Data records for software interfaces:
◇ ◇ ◇ ◇ ◇

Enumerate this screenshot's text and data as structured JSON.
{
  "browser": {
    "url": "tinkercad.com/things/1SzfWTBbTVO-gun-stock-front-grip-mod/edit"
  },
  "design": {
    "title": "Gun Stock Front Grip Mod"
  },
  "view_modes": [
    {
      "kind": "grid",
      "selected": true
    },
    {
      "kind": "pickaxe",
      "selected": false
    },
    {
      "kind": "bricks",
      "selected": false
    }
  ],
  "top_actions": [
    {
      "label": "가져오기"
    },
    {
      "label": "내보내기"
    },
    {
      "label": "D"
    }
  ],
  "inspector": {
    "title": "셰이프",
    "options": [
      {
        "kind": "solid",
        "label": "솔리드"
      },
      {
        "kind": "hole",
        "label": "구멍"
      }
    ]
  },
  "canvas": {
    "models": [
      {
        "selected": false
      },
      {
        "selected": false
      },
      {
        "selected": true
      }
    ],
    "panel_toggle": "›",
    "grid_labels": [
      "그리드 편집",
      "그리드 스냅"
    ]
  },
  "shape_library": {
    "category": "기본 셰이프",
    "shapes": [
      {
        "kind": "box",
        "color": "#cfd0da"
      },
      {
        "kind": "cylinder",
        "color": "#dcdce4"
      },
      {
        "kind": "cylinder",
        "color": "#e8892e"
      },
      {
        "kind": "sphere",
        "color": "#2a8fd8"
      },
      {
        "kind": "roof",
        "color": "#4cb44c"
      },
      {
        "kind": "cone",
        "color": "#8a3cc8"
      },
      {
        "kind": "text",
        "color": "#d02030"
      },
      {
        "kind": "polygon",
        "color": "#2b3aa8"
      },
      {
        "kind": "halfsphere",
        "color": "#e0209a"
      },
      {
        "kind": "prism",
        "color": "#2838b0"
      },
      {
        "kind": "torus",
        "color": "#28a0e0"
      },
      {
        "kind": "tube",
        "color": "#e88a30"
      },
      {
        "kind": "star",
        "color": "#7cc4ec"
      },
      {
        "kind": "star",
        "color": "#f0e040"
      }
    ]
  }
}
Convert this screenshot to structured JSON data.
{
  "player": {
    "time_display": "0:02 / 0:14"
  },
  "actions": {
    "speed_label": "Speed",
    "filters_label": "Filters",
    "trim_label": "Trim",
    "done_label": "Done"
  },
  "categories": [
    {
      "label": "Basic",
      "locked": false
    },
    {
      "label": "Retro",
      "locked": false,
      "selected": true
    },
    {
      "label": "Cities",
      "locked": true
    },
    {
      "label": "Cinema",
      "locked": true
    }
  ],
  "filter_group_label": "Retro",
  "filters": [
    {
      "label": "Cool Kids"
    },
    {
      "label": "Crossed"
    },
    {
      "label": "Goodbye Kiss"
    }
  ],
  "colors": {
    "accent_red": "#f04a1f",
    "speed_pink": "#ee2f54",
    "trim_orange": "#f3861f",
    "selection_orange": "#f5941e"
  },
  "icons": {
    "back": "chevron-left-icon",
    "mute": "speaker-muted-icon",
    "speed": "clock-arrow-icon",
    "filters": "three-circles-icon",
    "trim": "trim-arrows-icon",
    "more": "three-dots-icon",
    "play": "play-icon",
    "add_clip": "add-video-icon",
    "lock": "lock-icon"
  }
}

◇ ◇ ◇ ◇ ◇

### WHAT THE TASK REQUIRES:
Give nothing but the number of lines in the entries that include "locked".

### SOLVED EXERCISE:
4